FEATURE: Seeing is Believing: The Living Last Supper
There’s no sermon at the Living Last Supper service at St. Andrew’s United Methodist Church in Mount Pleasant. There are words, to be sure, but the narration is only part of the story. Actors portray Jesus and His disciples, along with servers and other characters, in a visual representation of some of the final hours of Christ’s life before His crucifixion.
“It’s not a play,” said Rev. Kristin Bogart. “Our narrator tells the story, but the disciples don’t speak. It’s told through shadows and light; it’s almost as if we were watching the Upper Room through a screen. To me, it feels like we’re looking back in time and watching the story unfold.”
The Living Last Supper is an annual tradition at St. Andrews UMC. For more than 20 years, its members have offered this dramatic recreation of the last meal of Christ.
“People look forward to participating in it as much as they do seeing it,” she said. “Those who participate as actors, those who tell the story and even those just supporting it are as moved as those who come to hear the story.”
It’s an emotional experience for many.
“We never fail to have at least one or two people leaving in tears,” Bogart said. “And because we move from the Last Supper to the beginning of the crucifixion, people know what’s coming next. And yet, it never fails to jar them.”

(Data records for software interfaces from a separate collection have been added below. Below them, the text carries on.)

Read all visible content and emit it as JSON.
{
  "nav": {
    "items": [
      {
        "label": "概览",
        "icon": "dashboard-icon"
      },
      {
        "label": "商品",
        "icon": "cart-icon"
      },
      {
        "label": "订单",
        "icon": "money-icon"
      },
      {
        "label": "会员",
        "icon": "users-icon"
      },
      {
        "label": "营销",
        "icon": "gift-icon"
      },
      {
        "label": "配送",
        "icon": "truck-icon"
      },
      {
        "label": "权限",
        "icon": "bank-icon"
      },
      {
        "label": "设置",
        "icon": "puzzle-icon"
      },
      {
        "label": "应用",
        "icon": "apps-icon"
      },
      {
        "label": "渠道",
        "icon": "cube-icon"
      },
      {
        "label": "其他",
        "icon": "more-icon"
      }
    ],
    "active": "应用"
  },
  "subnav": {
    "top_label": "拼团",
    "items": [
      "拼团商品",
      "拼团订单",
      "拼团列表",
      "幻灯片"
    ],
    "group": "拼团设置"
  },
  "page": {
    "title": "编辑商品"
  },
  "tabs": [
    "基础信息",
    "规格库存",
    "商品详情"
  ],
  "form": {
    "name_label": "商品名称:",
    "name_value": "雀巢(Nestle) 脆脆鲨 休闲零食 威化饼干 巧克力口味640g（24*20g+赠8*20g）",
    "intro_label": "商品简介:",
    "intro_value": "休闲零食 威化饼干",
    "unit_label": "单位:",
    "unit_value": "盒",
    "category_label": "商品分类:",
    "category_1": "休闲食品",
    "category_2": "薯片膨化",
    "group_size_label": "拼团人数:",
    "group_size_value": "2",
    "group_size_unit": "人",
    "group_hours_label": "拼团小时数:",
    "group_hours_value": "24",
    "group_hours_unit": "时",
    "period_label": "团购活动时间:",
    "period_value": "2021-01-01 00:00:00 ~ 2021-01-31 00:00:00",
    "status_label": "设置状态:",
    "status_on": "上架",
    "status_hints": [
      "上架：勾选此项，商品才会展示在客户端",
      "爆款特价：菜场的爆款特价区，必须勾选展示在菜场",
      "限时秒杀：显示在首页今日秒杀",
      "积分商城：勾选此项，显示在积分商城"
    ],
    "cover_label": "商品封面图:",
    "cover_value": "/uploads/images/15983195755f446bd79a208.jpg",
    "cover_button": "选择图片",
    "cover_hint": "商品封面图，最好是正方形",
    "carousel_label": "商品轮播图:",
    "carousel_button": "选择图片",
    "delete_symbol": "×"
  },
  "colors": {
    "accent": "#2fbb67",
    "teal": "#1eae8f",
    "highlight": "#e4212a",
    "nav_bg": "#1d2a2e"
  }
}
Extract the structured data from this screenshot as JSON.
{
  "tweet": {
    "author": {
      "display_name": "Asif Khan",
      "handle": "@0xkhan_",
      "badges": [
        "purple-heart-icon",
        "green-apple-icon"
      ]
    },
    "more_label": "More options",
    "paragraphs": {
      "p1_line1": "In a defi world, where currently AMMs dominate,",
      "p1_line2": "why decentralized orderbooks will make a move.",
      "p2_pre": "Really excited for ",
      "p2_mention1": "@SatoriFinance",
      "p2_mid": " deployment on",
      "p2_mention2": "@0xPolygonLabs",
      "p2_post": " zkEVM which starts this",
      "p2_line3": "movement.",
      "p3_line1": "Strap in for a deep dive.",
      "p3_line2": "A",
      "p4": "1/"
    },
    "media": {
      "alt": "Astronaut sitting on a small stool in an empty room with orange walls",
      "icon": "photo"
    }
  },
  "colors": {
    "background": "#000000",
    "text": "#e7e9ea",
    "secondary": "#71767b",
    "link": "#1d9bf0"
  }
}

The Living Last Supper is staged twice each Eastertide, at 7 p.m. on Holy Thursday and again at 7 p.m. on Good Friday.
“What I love about the Living Last Supper is that it invites you to see yourself at that table,” Bogart said. “That’s why Holy Communion is always a part of it. After the story is told, everyone is invited to come and receive communion.”
Other churches have similar services; in nearby Pittsburg, Rev. Hill Johnson says his church does it every other year (this is an off-year).
“When we do our Living Last Supper, it’s nearly always standing room only,” he said. “We see it as a way to reach out to the community. The reaction we get is always very positive. It really does bring tears to eyes. Any follower of the faith can hardly see this story and keep a dry eye—when it’s done well.”
At St. Andrews, a cast of about 30 (35 with stage hands included) will evoke the historic event.
It ends, as Good Friday did, with darkness.
“At the end of the story, we extinguish the light—the light of Christ—and you’re invited in your imagination to draw closer to the crucifixion,” said Bogart. “It allows us to experience it through our senses and through our hearts, and not just our minds.”
St. Andrews United Methodist Church is located at 2019 N Edwards Ave. in Mount Pleasant.